(2 years, 4 months ago)Commons Chamber
First, let me put on record my tribute to my hon. Friend for his tireless work on this case, as he has been a very strong advocate for the victims. On transparency, as I said, I hope that we can make progress in the course of the next few weeks. It is not for me to determine when the Parole Board will next look at John Worboys’ case, but I would be astonished if it were before we had new rules on transparency in place.

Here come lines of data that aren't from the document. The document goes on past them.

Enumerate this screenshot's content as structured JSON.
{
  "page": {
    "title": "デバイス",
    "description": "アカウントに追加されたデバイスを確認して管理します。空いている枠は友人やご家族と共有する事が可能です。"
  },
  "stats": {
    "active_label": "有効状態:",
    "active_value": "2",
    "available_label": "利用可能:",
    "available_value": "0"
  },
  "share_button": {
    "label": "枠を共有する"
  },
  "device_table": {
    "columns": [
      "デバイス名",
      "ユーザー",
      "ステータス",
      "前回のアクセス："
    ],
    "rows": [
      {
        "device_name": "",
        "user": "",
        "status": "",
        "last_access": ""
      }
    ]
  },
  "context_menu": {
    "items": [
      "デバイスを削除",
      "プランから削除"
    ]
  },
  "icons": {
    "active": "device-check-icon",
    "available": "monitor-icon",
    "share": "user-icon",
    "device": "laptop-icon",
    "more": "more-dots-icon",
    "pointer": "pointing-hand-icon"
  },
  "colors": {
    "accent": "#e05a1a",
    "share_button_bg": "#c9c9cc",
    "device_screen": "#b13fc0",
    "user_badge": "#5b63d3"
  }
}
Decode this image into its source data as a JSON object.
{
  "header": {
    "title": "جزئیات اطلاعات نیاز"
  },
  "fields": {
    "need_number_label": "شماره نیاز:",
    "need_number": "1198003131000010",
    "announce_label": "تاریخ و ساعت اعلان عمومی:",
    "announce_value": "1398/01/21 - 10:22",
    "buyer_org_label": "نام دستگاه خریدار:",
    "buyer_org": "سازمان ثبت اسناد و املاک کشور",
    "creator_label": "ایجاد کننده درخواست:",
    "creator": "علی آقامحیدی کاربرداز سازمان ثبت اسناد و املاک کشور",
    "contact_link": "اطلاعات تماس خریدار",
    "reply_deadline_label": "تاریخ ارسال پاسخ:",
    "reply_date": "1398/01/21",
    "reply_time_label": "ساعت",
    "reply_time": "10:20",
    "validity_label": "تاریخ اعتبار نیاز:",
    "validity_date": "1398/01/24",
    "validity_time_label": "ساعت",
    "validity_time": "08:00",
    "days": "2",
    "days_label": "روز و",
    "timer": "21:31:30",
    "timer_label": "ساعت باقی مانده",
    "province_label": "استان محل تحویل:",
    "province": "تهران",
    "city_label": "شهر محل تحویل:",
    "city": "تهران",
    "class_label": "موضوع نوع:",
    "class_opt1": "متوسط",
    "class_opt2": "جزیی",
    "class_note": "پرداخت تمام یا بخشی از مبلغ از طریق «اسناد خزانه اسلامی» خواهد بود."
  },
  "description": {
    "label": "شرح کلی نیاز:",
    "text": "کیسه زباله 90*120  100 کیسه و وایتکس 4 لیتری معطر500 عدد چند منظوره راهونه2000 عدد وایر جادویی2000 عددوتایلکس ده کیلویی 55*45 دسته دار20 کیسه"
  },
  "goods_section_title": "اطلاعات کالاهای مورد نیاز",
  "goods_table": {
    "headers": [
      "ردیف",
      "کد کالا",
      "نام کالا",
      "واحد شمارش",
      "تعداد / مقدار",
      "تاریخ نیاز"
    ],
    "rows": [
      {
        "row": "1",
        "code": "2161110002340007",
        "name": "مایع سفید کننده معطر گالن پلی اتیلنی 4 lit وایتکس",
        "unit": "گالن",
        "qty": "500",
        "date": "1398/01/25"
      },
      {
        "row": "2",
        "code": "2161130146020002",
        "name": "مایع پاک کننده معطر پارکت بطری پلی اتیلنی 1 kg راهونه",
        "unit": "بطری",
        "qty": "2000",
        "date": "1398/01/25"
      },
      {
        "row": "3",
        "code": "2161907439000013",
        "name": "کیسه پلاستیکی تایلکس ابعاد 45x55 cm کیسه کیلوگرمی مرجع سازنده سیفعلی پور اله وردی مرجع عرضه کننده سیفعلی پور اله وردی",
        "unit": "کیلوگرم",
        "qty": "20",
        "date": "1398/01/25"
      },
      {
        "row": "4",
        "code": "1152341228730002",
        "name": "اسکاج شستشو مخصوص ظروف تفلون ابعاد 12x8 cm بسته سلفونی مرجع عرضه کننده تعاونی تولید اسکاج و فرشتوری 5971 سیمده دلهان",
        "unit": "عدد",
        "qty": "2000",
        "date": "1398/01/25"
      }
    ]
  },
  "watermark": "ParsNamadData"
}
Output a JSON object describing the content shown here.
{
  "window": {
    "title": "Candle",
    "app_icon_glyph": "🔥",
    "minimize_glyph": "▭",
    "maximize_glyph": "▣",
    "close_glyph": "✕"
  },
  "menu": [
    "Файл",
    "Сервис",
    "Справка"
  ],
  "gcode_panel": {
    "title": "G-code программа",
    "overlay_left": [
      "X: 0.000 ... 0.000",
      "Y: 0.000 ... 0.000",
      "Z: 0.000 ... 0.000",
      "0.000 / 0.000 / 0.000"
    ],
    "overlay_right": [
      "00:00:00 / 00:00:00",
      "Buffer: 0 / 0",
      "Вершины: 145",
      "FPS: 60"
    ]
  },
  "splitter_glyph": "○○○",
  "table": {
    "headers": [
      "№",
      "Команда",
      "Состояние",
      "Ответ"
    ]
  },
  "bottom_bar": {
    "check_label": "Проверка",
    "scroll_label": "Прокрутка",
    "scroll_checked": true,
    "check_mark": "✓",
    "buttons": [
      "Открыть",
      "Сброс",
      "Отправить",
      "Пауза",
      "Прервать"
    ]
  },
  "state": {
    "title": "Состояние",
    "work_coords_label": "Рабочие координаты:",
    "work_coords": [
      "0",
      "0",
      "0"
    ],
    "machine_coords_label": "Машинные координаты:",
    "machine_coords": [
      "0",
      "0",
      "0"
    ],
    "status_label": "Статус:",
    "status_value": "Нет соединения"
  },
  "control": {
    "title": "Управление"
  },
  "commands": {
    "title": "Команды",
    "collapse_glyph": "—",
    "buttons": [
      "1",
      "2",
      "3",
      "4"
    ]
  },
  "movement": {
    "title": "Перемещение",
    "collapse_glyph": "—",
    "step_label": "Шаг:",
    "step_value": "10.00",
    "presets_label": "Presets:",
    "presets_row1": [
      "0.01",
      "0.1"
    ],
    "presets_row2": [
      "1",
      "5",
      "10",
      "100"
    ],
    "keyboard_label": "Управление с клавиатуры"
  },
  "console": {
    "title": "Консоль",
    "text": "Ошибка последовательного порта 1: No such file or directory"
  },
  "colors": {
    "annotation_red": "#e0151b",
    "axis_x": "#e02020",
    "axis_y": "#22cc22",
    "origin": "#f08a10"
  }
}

The challenge in this—having seen in this case the decision notice by the Parole Board—is that there might be, for example, information provided by the prisoner to a psychologist, as part of the risk assessment, that is deeply personal. In order to have openness between, say, a prisoner and a psychologist, it must be possible for some of that information to remain confidential, so we cannot put everything out there. Indeed, there may be information relevant to victims that they would not want to be put into the public domain. As I say, a summary of the conclusions that the Parole Board has reached should be made available. The points made by Members on both sides of the House in saying that greater transparency is needed are absolutely right.